WHAT TO WORK ON:
Keep every character as it is and output all of the records.

RECORD EXTRACTS:
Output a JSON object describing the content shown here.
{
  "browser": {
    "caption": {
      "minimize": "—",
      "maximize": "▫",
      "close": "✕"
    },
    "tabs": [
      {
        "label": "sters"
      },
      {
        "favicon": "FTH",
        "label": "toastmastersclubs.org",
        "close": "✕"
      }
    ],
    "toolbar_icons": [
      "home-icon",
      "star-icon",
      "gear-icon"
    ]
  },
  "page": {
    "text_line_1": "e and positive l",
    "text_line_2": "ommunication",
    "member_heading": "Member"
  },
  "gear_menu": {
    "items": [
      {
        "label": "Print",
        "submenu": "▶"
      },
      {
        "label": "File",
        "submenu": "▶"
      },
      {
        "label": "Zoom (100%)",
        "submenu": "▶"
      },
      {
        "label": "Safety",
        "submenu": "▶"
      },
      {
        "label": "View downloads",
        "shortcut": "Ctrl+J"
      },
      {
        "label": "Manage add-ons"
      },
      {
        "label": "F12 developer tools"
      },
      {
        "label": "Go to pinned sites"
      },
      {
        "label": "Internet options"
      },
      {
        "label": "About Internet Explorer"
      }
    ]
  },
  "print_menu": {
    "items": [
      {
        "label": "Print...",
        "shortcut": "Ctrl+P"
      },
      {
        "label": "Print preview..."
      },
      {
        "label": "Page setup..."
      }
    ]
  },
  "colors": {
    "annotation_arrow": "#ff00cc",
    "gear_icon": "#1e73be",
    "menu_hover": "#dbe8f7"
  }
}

WRITTEN RESPONSE:
Output a JSON object describing the content shown here.
{
  "browser": {
    "caption": {
      "minimize": "—",
      "maximize": "▫",
      "close": "✕"
    },
    "tabs": [
      {
        "label": "sters"
      },
      {
        "favicon": "FTH",
        "label": "toastmastersclubs.org",
        "close": "✕"
      }
    ],
    "toolbar_icons": [
      "home-icon",
      "star-icon",
      "gear-icon"
    ]
  },
  "page": {
    "text_line_1": "e and positive l",
    "text_line_2": "ommunication",
    "member_heading": "Member"
  },
  "gear_menu": {
    "items": [
      {
        "label": "Print",
        "submenu": "▶"
      },
      {
        "label": "File",
        "submenu": "▶"
      },
      {
        "label": "Zoom (100%)",
        "submenu": "▶"
      },
      {
        "label": "Safety",
        "submenu": "▶"
      },
      {
        "label": "View downloads",
        "shortcut": "Ctrl+J"
      },
      {
        "label": "Manage add-ons"
      },
      {
        "label": "F12 developer tools"
      },
      {
        "label": "Go to pinned sites"
      },
      {
        "label": "Internet options"
      },
      {
        "label": "About Internet Explorer"
      }
    ]
  },
  "print_menu": {
    "items": [
      {
        "label": "Print...",
        "shortcut": "Ctrl+P"
      },
      {
        "label": "Print preview..."
      },
      {
        "label": "Page setup..."
      }
    ]
  },
  "colors": {
    "annotation_arrow": "#ff00cc",
    "gear_icon": "#1e73be",
    "menu_hover": "#dbe8f7"
  }
}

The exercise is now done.